Excerpts from an interface dataset
──────

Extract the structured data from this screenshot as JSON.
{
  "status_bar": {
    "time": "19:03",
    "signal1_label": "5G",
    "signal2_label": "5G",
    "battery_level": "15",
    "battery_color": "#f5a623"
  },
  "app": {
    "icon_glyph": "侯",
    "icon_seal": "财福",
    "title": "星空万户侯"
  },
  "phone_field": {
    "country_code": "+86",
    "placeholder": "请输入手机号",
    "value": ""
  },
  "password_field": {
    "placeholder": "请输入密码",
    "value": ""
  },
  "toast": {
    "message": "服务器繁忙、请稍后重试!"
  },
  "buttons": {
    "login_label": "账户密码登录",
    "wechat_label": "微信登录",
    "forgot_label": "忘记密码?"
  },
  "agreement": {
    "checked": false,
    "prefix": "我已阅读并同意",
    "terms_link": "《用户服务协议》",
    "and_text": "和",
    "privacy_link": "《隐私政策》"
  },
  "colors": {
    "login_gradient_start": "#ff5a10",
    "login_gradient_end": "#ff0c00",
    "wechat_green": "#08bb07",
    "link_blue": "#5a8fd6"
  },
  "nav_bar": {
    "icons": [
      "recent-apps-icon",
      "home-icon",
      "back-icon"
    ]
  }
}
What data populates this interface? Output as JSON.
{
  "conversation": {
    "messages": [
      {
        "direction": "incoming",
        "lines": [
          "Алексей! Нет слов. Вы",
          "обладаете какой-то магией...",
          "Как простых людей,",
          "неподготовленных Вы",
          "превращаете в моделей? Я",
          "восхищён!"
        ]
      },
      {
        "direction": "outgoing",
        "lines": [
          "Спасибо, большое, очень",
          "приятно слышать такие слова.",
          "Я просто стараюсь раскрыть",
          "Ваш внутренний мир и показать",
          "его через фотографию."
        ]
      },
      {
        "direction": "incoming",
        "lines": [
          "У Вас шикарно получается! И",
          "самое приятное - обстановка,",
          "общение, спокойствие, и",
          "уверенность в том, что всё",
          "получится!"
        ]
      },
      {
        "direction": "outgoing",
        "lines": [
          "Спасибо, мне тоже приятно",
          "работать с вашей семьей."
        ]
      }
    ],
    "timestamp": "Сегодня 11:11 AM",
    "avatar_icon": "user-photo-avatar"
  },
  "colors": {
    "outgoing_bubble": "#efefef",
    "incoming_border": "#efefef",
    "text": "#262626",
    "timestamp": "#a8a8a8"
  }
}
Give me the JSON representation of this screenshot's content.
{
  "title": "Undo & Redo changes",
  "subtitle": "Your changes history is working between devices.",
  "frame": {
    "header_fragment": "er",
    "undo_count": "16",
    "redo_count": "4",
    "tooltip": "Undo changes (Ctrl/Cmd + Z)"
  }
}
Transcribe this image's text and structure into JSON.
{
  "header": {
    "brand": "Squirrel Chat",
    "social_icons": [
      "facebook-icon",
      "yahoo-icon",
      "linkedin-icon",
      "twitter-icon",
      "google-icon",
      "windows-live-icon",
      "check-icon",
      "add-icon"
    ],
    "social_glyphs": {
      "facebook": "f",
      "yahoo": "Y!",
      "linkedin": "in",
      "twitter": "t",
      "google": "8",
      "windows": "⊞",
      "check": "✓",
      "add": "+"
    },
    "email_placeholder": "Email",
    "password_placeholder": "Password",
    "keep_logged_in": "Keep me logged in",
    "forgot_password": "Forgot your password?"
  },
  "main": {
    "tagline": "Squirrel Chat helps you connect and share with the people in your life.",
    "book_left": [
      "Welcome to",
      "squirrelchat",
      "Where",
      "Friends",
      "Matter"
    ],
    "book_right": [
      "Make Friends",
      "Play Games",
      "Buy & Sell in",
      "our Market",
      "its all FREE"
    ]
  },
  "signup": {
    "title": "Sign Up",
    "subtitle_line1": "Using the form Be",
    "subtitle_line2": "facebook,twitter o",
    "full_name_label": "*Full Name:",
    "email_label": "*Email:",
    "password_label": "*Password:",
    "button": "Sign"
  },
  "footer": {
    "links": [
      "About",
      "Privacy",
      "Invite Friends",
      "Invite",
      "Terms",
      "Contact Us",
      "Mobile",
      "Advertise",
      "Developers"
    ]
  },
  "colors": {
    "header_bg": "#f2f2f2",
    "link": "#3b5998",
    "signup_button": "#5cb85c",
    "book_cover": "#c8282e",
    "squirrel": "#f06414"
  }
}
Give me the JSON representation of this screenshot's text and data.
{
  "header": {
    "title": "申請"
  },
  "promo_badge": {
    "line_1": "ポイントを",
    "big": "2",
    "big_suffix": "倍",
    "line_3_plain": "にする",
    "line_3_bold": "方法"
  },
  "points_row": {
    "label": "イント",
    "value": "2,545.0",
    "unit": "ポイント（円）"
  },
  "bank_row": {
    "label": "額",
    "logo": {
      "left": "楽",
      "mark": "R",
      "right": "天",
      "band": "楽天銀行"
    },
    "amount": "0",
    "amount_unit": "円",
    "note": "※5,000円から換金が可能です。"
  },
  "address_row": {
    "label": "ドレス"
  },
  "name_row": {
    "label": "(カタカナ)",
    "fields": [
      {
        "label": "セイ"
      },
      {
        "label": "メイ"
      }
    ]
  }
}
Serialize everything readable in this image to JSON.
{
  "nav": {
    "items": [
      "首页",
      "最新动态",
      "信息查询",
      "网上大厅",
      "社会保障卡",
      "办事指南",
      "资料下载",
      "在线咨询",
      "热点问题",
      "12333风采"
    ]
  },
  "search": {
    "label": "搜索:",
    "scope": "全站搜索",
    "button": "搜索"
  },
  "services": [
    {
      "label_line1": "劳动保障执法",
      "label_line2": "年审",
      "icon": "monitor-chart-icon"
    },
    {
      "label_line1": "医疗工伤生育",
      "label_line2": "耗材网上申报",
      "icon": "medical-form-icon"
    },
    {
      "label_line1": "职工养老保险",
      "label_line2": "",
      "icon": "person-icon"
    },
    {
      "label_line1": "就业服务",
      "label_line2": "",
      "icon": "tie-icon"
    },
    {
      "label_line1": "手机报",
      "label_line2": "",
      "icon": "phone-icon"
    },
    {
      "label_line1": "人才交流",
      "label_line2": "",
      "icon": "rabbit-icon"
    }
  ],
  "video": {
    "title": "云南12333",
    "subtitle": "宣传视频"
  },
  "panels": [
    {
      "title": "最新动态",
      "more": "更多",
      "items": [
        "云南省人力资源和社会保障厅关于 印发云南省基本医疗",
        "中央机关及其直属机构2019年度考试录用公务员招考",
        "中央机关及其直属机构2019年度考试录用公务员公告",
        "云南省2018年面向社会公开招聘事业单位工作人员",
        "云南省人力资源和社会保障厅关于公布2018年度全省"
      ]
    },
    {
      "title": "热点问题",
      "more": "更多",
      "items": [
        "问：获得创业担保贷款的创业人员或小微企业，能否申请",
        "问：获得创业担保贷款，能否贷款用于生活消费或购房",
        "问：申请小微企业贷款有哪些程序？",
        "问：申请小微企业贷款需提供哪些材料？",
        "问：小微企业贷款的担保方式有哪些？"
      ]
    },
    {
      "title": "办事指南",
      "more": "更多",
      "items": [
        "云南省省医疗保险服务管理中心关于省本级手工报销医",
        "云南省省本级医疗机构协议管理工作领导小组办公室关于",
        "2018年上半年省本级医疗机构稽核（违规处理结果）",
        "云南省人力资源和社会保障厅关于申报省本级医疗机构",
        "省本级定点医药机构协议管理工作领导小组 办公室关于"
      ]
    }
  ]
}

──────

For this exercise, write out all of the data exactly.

- _Completed exercise_
Extract the structured data from this screenshot as JSON.
{
  "status_bar": {
    "time": "19:03",
    "signal1_label": "5G",
    "signal2_label": "5G",
    "battery_level": "15",
    "battery_color": "#f5a623"
  },
  "app": {
    "icon_glyph": "侯",
    "icon_seal": "财福",
    "title": "星空万户侯"
  },
  "phone_field": {
    "country_code": "+86",
    "placeholder": "请输入手机号",
    "value": ""
  },
  "password_field": {
    "placeholder": "请输入密码",
    "value": ""
  },
  "toast": {
    "message": "服务器繁忙、请稍后重试!"
  },
  "buttons": {
    "login_label": "账户密码登录",
    "wechat_label": "微信登录",
    "forgot_label": "忘记密码?"
  },
  "agreement": {
    "checked": false,
    "prefix": "我已阅读并同意",
    "terms_link": "《用户服务协议》",
    "and_text": "和",
    "privacy_link": "《隐私政策》"
  },
  "colors": {
    "login_gradient_start": "#ff5a10",
    "login_gradient_end": "#ff0c00",
    "wechat_green": "#08bb07",
    "link_blue": "#5a8fd6"
  },
  "nav_bar": {
    "icons": [
      "recent-apps-icon",
      "home-icon",
      "back-icon"
    ]
  }
}
What data populates this interface? Output as JSON.
{
  "conversation": {
    "messages": [
      {
        "direction": "incoming",
        "lines": [
          "Алексей! Нет слов. Вы",
          "обладаете какой-то магией...",
          "Как простых людей,",
          "неподготовленных Вы",
          "превращаете в моделей? Я",
          "восхищён!"
        ]
      },
      {
        "direction": "outgoing",
        "lines": [
          "Спасибо, большое, очень",
          "приятно слышать такие слова.",
          "Я просто стараюсь раскрыть",
          "Ваш внутренний мир и показать",
          "его через фотографию."
        ]
      },
      {
        "direction": "incoming",
        "lines": [
          "У Вас шикарно получается! И",
          "самое приятное - обстановка,",
          "общение, спокойствие, и",
          "уверенность в том, что всё",
          "получится!"
        ]
      },
      {
        "direction": "outgoing",
        "lines": [
          "Спасибо, мне тоже приятно",
          "работать с вашей семьей."
        ]
      }
    ],
    "timestamp": "Сегодня 11:11 AM",
    "avatar_icon": "user-photo-avatar"
  },
  "colors": {
    "outgoing_bubble": "#efefef",
    "incoming_border": "#efefef",
    "text": "#262626",
    "timestamp": "#a8a8a8"
  }
}
Give me the JSON representation of this screenshot's content.
{
  "title": "Undo & Redo changes",
  "subtitle": "Your changes history is working between devices.",
  "frame": {
    "header_fragment": "er",
    "undo_count": "16",
    "redo_count": "4",
    "tooltip": "Undo changes (Ctrl/Cmd + Z)"
  }
}
Transcribe this image's text and structure into JSON.
{
  "header": {
    "brand": "Squirrel Chat",
    "social_icons": [
      "facebook-icon",
      "yahoo-icon",
      "linkedin-icon",
      "twitter-icon",
      "google-icon",
      "windows-live-icon",
      "check-icon",
      "add-icon"
    ],
    "social_glyphs": {
      "facebook": "f",
      "yahoo": "Y!",
      "linkedin": "in",
      "twitter": "t",
      "google": "8",
      "windows": "⊞",
      "check": "✓",
      "add": "+"
    },
    "email_placeholder": "Email",
    "password_placeholder": "Password",
    "keep_logged_in": "Keep me logged in",
    "forgot_password": "Forgot your password?"
  },
  "main": {
    "tagline": "Squirrel Chat helps you connect and share with the people in your life.",
    "book_left": [
      "Welcome to",
      "squirrelchat",
      "Where",
      "Friends",
      "Matter"
    ],
    "book_right": [
      "Make Friends",
      "Play Games",
      "Buy & Sell in",
      "our Market",
      "its all FREE"
    ]
  },
  "signup": {
    "title": "Sign Up",
    "subtitle_line1": "Using the form Be",
    "subtitle_line2": "facebook,twitter o",
    "full_name_label": "*Full Name:",
    "email_label": "*Email:",
    "password_label": "*Password:",
    "button": "Sign"
  },
  "footer": {
    "links": [
      "About",
      "Privacy",
      "Invite Friends",
      "Invite",
      "Terms",
      "Contact Us",
      "Mobile",
      "Advertise",
      "Developers"
    ]
  },
  "colors": {
    "header_bg": "#f2f2f2",
    "link": "#3b5998",
    "signup_button": "#5cb85c",
    "book_cover": "#c8282e",
    "squirrel": "#f06414"
  }
}
Give me the JSON representation of this screenshot's text and data.
{
  "header": {
    "title": "申請"
  },
  "promo_badge": {
    "line_1": "ポイントを",
    "big": "2",
    "big_suffix": "倍",
    "line_3_plain": "にする",
    "line_3_bold": "方法"
  },
  "points_row": {
    "label": "イント",
    "value": "2,545.0",
    "unit": "ポイント（円）"
  },
  "bank_row": {
    "label": "額",
    "logo": {
      "left": "楽",
      "mark": "R",
      "right": "天",
      "band": "楽天銀行"
    },
    "amount": "0",
    "amount_unit": "円",
    "note": "※5,000円から換金が可能です。"
  },
  "address_row": {
    "label": "ドレス"
  },
  "name_row": {
    "label": "(カタカナ)",
    "fields": [
      {
        "label": "セイ"
      },
      {
        "label": "メイ"
      }
    ]
  }
}
Serialize everything readable in this image to JSON.
{
  "nav": {
    "items": [
      "首页",
      "最新动态",
      "信息查询",
      "网上大厅",
      "社会保障卡",
      "办事指南",
      "资料下载",
      "在线咨询",
      "热点问题",
      "12333风采"
    ]
  },
  "search": {
    "label": "搜索:",
    "scope": "全站搜索",
    "button": "搜索"
  },
  "services": [
    {
      "label_line1": "劳动保障执法",
      "label_line2": "年审",
      "icon": "monitor-chart-icon"
    },
    {
      "label_line1": "医疗工伤生育",
      "label_line2": "耗材网上申报",
      "icon": "medical-form-icon"
    },
    {
      "label_line1": "职工养老保险",
      "label_line2": "",
      "icon": "person-icon"
    },
    {
      "label_line1": "就业服务",
      "label_line2": "",
      "icon": "tie-icon"
    },
    {
      "label_line1": "手机报",
      "label_line2": "",
      "icon": "phone-icon"
    },
    {
      "label_line1": "人才交流",
      "label_line2": "",
      "icon": "rabbit-icon"
    }
  ],
  "video": {
    "title": "云南12333",
    "subtitle": "宣传视频"
  },
  "panels": [
    {
      "title": "最新动态",
      "more": "更多",
      "items": [
        "云南省人力资源和社会保障厅关于 印发云南省基本医疗",
        "中央机关及其直属机构2019年度考试录用公务员招考",
        "中央机关及其直属机构2019年度考试录用公务员公告",
        "云南省2018年面向社会公开招聘事业单位工作人员",
        "云南省人力资源和社会保障厅关于公布2018年度全省"
      ]
    },
    {
      "title": "热点问题",
      "more": "更多",
      "items": [
        "问：获得创业担保贷款的创业人员或小微企业，能否申请",
        "问：获得创业担保贷款，能否贷款用于生活消费或购房",
        "问：申请小微企业贷款有哪些程序？",
        "问：申请小微企业贷款需提供哪些材料？",
        "问：小微企业贷款的担保方式有哪些？"
      ]
    },
    {
      "title": "办事指南",
      "more": "更多",
      "items": [
        "云南省省医疗保险服务管理中心关于省本级手工报销医",
        "云南省省本级医疗机构协议管理工作领导小组办公室关于",
        "2018年上半年省本级医疗机构稽核（违规处理结果）",
        "云南省人力资源和社会保障厅关于申报省本级医疗机构",
        "省本级定点医药机构协议管理工作领导小组 办公室关于"
      ]
    }
  ]
}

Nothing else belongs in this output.